Position: Right-handed Pitcher
Bonine came to the Tigers during the minor league phase of the Rule 5 draft prior to the 2006 season. Drafted by the San Diego Padres in the 23rd round of the 2003 draft, Bonine brings an interesting skill set to the table. After two seasons at Glendale Junior College, where he was named All-ACCAC during his second season, Eddie transferred to the Pac-10 with the Washington State Cougars. By honoring his commitment to WSU, Bonine turned down the overtures of the Arizona Diamondbacks, who selected him in the 20th round of the 2001 draft as a DFE candidate. In 17 appearances (16 starts) for the Cougars, Bonine finished with an 8-8 record with three complete games, and earned Honorable Mention All-Pac 10 accolades. After only one year at WSU, he transferred again, this time to the University of Nevada, where he went 5-6; again in 17 appearances.
In his pro debut, Bonine managed an impressive performance in the Northwest League; seeing action in 31 games (tied for 5th in the NWL), and ranking third in the circuit with 14 saves. In 2004, he was moved back to the rotation while splitting his season between Fort Wayne and Lake Elsinore. After struggling with an ERA over five at High-A Lake Elsinore, Bonine was held back to repeat the California League, without better results. After a token appearance with AAA-Portland to close the season, Bonine was taken by the Tigers in the Rule 5 draft.

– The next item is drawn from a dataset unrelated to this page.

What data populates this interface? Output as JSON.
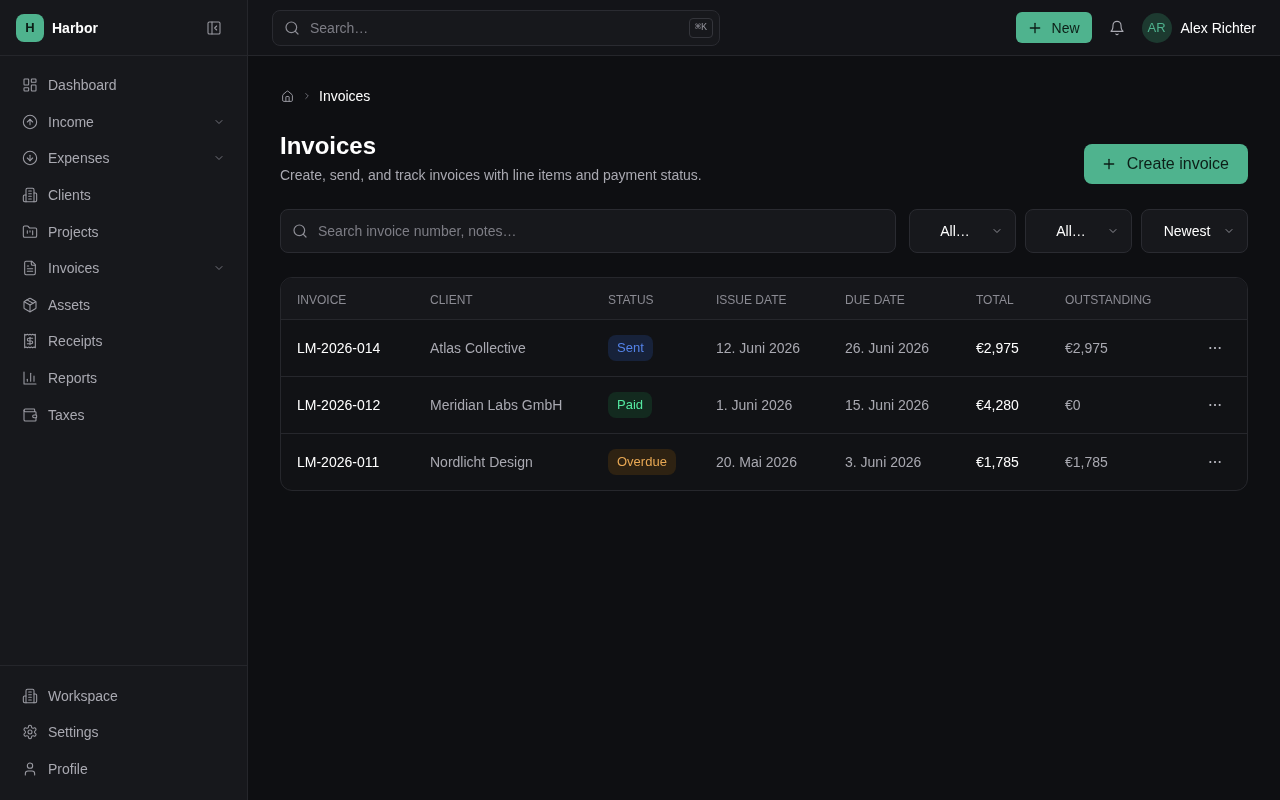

The Tigers sent him to Lakeland for the 2006 season where he appeared in 41 games (11 starts), posting a 4-4 record with three saves and a 3.98 ERA. The Tigers promoted Eddie to Erie for one start to close the '06 season, where he was knocked around pretty good. Fortunately for the Tigers, that lone AA start wasn't a harbinger of his 2007 season. Thus far, Bonine has posted a 4-2 mark in nine starts and has helped lead the Seawolves towards the top of the Eastern League standings.
Bonine has an unusual skill-set, one that could land him on a Major League roster at some point in the future. He works consistently with an 88-91 mph fastball that has some solid late sink. His fastball velocity plays up because his second quality pitch is a tough knuckleball that floats over the plate, confounding hitters. He throws his knuckler harder than most, tossing it up there in the mid- to high-70s. He spots his fastball well, working to both sides of the plate with equal ability. He has intermittent control of his knuckleball, but for the most part he is able to throw strikes with it when needed.
Eddie also mixes in an average curveball-change combination that helps to keep hitters off balance. His curveball has a loose, slurvy break to it, and could stand to be tightened up a bit over the coming seasons. Bonine's mound presence is very good, as he controls the game well, and demonstrates a supreme confidence on the mound. He gets after hitters, and is not afraid to challenge them on the inner half of the plate, pushing them off to set up his secondary offerings.
One aspect of Eddie's game that could stand some improvement is his field awareness. He must improve his fielding ability off the mound, and his understanding of where he needs to be on the field during the action. Manager Matt Walbeck is confident that with additional experience, Bonine will get there, but also acknowledges that he's not Major League ready in this facet of his game.
Overall, his ceiling is that of a back-end starter; a guy that can eat innings with some quality performance, and help a Major League team. The more likely scenario has him moving to the bullpen, and becoming a key middle relief cog at the next level.
Performance Level Team W-L ERA G GS SV SO BB IP AVG AA
Bonine has demonstrated his durability so far in his career, and his clean mechanics should allow him to remain largely injury-free in coming seasons. His workload has been ramped-up slowly, and there are few concerns as he exits the most critical injury period of his career.
Eddie is likely to spend the entire '07 season working out of the Erie rotation, with a slim chance to see some time with Toledo, depending on the promotion of other pitchers and any injuries that may occur. A successful season at AA will get him on the Major League radar.
At just a hair under 26-years old, Bonine's prospect clock is ticking loudly. He'll be Rule 5 eligible again this fall, and with a dominant season at a more advanced level, he could garner some attention from a team looking for an innings eater with a little potential. In all likelihood, Bonine will remain with the Tigers through the off-season and may have a chance at a spring training non-roster invitation in 2008.
Mark Anderson covers the Tigers' minor league system and all of minor league baseball for TigsTown.com. He can be reached at Mark@TigsTown.com.